    • # Marsha

      I watched a spider build a web one time....an amazing experience! You've captured this little critter and its handiwork wonderfully!

      2010.08.22 Edited Reply Cancel

    • # Ricardo

      you've got here a cute [i]Araneus diadematus[/i] (european garden spider)
      they are one of my favorite spiders!
      they are so cute!:)

      2010.08.22 Edited Reply Cancel

    • # Milton Jacob

      oh yes, this is the way I took those shots mentioned in the next post :) Thanks for the information attached. I observed them how skillfully and artistically they make the web! incredible!!

      2010.08.22 Edited Reply Cancel

    • # Saku

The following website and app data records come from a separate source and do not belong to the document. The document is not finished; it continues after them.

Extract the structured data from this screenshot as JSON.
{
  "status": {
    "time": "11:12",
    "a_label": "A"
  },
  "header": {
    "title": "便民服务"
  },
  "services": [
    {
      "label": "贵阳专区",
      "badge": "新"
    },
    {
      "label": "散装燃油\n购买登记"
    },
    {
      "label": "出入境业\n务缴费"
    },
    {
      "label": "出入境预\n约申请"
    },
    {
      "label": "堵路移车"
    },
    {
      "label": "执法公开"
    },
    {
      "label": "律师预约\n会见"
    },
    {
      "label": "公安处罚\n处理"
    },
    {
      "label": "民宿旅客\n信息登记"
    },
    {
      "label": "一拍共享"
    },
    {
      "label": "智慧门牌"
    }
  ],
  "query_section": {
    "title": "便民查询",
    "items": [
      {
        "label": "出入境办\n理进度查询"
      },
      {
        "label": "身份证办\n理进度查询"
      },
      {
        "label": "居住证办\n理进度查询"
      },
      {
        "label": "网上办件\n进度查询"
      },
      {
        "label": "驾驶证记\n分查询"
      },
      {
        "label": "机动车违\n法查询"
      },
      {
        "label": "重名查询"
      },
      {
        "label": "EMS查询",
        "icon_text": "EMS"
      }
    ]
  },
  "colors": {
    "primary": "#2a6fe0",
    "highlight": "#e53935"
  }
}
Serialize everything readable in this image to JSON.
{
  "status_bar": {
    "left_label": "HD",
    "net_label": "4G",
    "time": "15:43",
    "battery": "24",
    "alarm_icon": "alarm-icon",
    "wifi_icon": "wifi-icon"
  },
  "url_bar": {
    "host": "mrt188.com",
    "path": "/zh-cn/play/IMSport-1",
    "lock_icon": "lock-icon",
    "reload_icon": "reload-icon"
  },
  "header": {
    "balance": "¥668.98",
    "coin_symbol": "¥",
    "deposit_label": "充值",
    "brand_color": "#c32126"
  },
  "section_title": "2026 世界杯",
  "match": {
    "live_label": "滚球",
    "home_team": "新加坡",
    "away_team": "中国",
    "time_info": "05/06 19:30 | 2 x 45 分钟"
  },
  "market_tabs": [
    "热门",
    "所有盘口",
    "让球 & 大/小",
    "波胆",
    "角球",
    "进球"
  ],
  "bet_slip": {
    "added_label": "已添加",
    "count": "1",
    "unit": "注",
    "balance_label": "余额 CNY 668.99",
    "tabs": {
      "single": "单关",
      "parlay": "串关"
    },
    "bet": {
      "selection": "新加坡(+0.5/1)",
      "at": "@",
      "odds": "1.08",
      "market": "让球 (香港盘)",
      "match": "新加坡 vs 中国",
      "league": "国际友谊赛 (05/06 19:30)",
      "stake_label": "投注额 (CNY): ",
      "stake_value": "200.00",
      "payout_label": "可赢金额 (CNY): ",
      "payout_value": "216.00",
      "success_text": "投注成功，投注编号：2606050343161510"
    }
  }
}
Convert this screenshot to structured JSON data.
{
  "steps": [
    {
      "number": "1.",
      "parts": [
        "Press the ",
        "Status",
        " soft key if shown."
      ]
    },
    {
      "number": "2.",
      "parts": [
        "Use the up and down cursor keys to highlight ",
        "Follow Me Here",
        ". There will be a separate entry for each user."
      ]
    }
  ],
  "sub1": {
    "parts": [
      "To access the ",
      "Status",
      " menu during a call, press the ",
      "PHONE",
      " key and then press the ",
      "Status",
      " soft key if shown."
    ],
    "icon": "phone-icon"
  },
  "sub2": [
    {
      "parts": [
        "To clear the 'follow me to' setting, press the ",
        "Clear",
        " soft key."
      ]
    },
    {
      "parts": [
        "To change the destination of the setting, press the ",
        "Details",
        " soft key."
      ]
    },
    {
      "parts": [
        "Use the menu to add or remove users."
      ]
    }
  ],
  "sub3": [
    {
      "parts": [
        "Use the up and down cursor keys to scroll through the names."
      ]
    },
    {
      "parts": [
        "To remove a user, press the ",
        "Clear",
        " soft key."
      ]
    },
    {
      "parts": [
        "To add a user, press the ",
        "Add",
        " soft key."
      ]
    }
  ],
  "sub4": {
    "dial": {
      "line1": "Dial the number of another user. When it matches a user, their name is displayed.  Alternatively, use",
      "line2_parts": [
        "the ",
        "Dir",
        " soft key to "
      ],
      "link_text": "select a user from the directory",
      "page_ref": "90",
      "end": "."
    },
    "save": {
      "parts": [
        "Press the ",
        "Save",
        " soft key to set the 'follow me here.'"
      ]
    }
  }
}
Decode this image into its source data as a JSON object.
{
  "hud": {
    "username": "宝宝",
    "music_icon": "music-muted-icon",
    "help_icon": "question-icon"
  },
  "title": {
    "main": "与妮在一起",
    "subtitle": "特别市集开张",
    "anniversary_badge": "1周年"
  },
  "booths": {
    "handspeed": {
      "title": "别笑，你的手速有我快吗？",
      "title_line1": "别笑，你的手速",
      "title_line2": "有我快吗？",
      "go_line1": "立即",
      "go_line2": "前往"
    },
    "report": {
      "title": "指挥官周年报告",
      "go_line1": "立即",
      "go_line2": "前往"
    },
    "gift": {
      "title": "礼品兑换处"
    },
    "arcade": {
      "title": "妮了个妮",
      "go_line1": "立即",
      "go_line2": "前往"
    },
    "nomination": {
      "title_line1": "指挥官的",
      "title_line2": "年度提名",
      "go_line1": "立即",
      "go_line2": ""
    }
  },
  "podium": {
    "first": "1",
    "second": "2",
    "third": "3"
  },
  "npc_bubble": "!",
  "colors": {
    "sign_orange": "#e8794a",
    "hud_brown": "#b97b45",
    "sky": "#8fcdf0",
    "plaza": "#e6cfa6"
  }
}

      Wonderful set!!!!! Thank you sharing this shots and information.(I came to know they can produce many different silks..!!!)

      2010.08.21 Edited Reply Cancel

    • # Jothi

      Amazing photo when enlarged! And thanks for the crash course on spiders!

      2010.08.21 Edited Reply Cancel

    • # Lynda

      Very infromative and nice shots. I like the crocosmia in the bakground. I have some in my garden but it didn't do as well this year.

      2010.08.21 Edited Reply Cancel